British Energy saw its first quarter profits grow by 145 per cent in just three months of trading, it has announced.
During the three months to July 2nd this year, net profit shot up to £238 million, a massive increase in the £74 million realised by the firm during the same quarter last year.
Largely responsible for the increase has been the sharp rises in utility prices caused by instability in the global market, a factor Bill Coley, British Energy's chief executive, has acknowledged.
"I am pleased with our financial results benefiting from strong electricity prices and continuing improvement in many of our key operating metrics," Mr Coley said.

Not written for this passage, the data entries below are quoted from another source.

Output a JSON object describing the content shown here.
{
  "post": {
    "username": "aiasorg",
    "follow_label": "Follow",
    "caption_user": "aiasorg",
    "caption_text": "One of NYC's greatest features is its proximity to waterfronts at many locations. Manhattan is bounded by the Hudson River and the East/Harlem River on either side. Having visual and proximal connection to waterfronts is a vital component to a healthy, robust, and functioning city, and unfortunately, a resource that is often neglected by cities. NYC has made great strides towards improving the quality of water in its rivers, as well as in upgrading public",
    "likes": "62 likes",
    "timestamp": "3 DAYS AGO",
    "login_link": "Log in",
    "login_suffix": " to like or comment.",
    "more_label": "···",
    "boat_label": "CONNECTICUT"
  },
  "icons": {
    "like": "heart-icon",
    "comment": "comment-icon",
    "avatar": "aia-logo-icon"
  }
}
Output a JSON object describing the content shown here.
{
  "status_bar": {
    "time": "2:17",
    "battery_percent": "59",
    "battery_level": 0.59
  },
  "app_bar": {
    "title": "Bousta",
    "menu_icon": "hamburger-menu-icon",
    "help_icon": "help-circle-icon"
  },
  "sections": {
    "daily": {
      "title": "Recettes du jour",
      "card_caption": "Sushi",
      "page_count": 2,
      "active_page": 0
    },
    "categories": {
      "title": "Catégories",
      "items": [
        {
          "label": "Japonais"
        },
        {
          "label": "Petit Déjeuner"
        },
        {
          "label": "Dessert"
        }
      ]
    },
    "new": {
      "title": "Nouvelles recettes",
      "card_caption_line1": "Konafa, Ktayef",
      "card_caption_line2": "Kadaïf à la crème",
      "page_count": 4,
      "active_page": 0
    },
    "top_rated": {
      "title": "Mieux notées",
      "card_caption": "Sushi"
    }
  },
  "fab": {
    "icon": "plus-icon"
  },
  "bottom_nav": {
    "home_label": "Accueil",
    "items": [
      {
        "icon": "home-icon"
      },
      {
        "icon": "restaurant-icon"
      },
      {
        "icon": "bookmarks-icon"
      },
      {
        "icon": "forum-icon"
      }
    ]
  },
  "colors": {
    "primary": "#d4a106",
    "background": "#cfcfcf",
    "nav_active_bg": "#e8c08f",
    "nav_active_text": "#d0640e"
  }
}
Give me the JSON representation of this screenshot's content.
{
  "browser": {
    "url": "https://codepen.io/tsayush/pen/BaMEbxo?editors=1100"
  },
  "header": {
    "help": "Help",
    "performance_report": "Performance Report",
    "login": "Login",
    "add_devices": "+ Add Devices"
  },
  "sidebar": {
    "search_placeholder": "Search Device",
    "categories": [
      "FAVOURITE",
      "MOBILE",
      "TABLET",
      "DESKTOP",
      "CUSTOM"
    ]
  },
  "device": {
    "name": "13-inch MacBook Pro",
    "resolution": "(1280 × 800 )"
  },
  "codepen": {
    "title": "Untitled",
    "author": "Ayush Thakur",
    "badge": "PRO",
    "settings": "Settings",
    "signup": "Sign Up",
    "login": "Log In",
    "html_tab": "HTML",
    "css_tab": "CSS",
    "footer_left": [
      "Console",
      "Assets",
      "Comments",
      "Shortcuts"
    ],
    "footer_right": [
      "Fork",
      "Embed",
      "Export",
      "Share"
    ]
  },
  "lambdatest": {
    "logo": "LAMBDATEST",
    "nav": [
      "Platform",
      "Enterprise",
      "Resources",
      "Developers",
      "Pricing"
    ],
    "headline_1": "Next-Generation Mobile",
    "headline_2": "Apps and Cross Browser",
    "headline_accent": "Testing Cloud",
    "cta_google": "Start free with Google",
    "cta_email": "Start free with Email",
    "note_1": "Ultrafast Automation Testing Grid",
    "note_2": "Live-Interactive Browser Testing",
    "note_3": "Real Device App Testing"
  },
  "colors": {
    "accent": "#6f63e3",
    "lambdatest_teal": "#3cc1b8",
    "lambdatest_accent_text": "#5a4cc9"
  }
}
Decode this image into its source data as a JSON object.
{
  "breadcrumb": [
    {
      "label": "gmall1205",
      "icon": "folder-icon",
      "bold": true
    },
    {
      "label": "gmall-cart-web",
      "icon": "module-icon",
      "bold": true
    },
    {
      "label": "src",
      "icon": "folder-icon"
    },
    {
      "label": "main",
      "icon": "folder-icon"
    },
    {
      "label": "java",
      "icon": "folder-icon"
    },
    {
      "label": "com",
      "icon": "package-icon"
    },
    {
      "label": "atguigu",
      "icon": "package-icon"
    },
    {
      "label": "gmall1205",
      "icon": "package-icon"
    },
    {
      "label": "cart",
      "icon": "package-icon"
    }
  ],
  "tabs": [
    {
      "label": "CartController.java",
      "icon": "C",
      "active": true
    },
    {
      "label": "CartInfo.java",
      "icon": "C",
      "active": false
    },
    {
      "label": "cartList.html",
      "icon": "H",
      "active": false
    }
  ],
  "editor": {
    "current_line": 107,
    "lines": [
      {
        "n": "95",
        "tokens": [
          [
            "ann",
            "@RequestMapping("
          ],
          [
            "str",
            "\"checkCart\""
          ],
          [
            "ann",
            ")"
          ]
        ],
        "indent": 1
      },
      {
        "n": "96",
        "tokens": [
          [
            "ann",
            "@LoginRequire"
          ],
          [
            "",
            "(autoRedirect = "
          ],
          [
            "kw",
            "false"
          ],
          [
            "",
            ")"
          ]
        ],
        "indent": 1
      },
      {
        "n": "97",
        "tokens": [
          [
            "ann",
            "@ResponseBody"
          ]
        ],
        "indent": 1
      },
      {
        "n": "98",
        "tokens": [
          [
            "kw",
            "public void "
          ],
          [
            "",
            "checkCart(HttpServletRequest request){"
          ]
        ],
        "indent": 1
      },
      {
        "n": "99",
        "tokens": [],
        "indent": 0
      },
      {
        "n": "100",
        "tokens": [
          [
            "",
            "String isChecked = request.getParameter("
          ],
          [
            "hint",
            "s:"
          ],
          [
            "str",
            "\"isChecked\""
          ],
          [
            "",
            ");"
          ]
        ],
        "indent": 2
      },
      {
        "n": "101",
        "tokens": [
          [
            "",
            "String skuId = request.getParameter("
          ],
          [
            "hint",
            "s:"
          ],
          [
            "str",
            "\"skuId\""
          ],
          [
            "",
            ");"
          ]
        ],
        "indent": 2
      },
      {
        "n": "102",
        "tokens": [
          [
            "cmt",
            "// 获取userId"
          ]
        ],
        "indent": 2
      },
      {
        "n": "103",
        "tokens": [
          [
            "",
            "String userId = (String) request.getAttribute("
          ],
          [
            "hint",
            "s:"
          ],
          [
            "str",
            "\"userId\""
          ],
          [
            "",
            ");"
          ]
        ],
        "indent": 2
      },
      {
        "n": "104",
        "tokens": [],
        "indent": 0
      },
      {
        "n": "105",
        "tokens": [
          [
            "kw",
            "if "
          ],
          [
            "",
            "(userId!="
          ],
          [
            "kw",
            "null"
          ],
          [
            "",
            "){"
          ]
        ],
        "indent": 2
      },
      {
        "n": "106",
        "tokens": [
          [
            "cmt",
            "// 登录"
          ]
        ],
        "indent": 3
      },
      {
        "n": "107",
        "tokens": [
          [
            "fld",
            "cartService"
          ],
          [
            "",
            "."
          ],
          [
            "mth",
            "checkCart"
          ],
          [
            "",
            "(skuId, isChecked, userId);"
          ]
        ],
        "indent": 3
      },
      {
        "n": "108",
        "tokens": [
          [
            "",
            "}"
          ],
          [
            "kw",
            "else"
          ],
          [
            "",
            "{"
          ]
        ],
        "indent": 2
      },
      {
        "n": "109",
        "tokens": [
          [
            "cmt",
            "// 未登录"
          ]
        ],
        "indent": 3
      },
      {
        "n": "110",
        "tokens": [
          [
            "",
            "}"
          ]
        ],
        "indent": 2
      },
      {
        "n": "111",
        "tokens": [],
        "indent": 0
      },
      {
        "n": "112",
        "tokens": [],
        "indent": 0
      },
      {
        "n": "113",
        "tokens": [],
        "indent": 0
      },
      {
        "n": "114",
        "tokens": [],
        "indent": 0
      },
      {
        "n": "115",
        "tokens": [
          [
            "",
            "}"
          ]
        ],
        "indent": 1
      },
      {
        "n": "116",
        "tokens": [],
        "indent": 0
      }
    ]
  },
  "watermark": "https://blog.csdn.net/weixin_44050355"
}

"However, I am not pleased with the level of unplanned losses. We are sharply focused on improving losses over the remainder of the year, and continue to work towards our long term objective of world class operational performance."
Losses grew roughly proportionately to the profit increase, mainly caused by unplanned power outages, "refueling overruns" and, to a smaller extent, planned boiler closure unit inspections.
These problems have, however, been dwarfed by the vast increases in profits the once beleaguered company has registered in its first three months.
In 2002, the privatised company approached the government for help, who responded two years later by investing £3 billion in the company.
A Commons select committee report published in February warned that the government's substantive stake in the company remained a major risk to taxpayers' money despite considerable progress already made before today's results.
Now that British Energy is on track for total year profits of over £1 billion, it is likely a future update of that report will adopt a more optimistic tone.